With this discovery, I launched full on to make my suit. I started with the jacket, and truth be told it was indeed a tough task, mainly because I was being very careful with it. Actually, the creation of the lapels (typically very difficult for me) was much easier than previous projects! I was excited about that, and about how it all came together, even more so because this all went down while I was listening to a story perfect for sewing to (I'd never read The Hobbit). As I stitched in the lining, I grew happier and happier with my fabric choice and, although I didn't do the best job with attaching the sleeve part of the lining, from the outside it looked great, and I know it will "ride up with wear." The skirt went pretty well; I didn't do the best job on the hem, so I may take it out when I have some time and redo it (the fabric has the slightest bit of stretch to it, and I found that the hem is tugged just a bit too far to the left, creating the smallest of bends in the pinstripes). I even had a little time last night before I quit to cover some buttons with scraps of fabric and stitch them onto the jacket, and make a little tie belt with the leftover silky.
The result, I must say, is very professional, and I am very excited that it all went so well. No major disasters at all. It was a great way to spend a quiet weekend at home. I'm most delighted about the lining discovery and above I have included a picture (ignore how bad I look! it was late!) so you can see what I mean.


Anonymous said...

What a fabulous suit! You're a stitchery genius!

Anonymous said...
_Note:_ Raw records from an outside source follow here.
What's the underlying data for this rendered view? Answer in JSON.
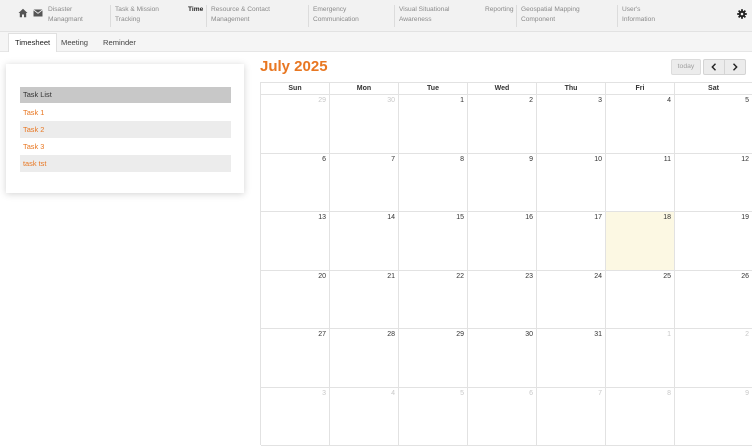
{
  "nav": {
    "items": [
      {
        "label": "Disaster\nManagmant",
        "active": false
      },
      {
        "label": "Task & Mission\nTracking",
        "active": false
      },
      {
        "label": "Time",
        "active": true
      },
      {
        "label": "Resource & Contact\nManagement",
        "active": false
      },
      {
        "label": "Emergency\nCommunication",
        "active": false
      },
      {
        "label": "Visual Situational\nAwareness",
        "active": false
      },
      {
        "label": "Reporting",
        "active": false
      },
      {
        "label": "Geospatial Mapping\nComponent",
        "active": false
      },
      {
        "label": "User's\nInformation",
        "active": false
      }
    ],
    "icons": [
      "home-icon",
      "mail-icon",
      "gear-icon"
    ]
  },
  "tabs": [
    "Timesheet",
    "Meeting",
    "Reminder"
  ],
  "active_tab": "Timesheet",
  "tasks": {
    "header": "Task List",
    "items": [
      "Task 1",
      "Task 2",
      "Task 3",
      "task tst"
    ]
  },
  "calendar": {
    "title": "July 2025",
    "today_label": "today",
    "today_date": 18,
    "weekdays": [
      "Sun",
      "Mon",
      "Tue",
      "Wed",
      "Thu",
      "Fri",
      "Sat"
    ],
    "weeks": [
      [
        29,
        30,
        1,
        2,
        3,
        4,
        5
      ],
      [
        6,
        7,
        8,
        9,
        10,
        11,
        12
      ],
      [
        13,
        14,
        15,
        16,
        17,
        18,
        19
      ],
      [
        20,
        21,
        22,
        23,
        24,
        25,
        26
      ],
      [
        27,
        28,
        29,
        30,
        31,
        1,
        2
      ],
      [
        3,
        4,
        5,
        6,
        7,
        8,
        9
      ]
    ],
    "accent": "#e87722",
    "today_color": "#fcf8e3"
  }
}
Good job, good job. Wow--all in a weekend? *channels Michael Kors* The lining is a beautiful surprise, so luxurious and feminine against the traditional pinstripe.